The Western Islands are comprised of Prinsen, Realen and Bickers islands. Together these form the western islands of the ‘Gouden Reaal’.
These islands were build in the 17th century by pouring sand in the IJ river. During Amsterdam’s Golden Age, the islands were a bustling centre of world trade, filled with warehouses and shipping companies. The islands mainly served the needs of the WIC (West India Trading Company), in contrast with the Eastern Islands, which focused more on the VOC (United East India Company).
Now the islands feel like a very different place than the rest of Amsterdam. They feel like a village in the heart of the city.

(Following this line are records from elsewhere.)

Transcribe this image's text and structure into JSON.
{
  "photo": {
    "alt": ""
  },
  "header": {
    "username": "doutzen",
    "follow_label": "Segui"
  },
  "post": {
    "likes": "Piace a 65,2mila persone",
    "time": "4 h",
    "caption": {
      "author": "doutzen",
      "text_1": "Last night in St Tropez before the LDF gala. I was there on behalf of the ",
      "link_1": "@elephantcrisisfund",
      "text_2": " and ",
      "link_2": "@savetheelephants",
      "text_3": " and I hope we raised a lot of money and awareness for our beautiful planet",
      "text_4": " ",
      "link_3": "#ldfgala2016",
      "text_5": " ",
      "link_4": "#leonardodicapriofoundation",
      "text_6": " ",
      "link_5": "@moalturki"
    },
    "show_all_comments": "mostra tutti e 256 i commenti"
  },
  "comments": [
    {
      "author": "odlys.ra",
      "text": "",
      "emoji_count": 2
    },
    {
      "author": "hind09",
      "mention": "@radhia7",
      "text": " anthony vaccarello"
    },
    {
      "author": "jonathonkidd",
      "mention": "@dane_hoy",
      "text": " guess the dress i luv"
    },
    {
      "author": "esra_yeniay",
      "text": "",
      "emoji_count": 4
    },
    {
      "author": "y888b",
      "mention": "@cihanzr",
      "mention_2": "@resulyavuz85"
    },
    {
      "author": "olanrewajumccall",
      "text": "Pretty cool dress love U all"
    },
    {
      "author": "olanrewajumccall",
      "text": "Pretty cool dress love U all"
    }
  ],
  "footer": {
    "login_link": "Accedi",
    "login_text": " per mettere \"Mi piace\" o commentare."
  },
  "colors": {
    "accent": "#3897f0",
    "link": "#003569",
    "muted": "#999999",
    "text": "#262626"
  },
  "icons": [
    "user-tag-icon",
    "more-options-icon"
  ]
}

The warehouses have been preserved beautifully and it is nice to amble through the cobblestone streets, see the lovely houseboats or find a little, hidden gallery or pub.
I found this (not amazing) video of the area - it also features some of Haarlemmerstraat shopping district, which is part of the area called The Jordaan.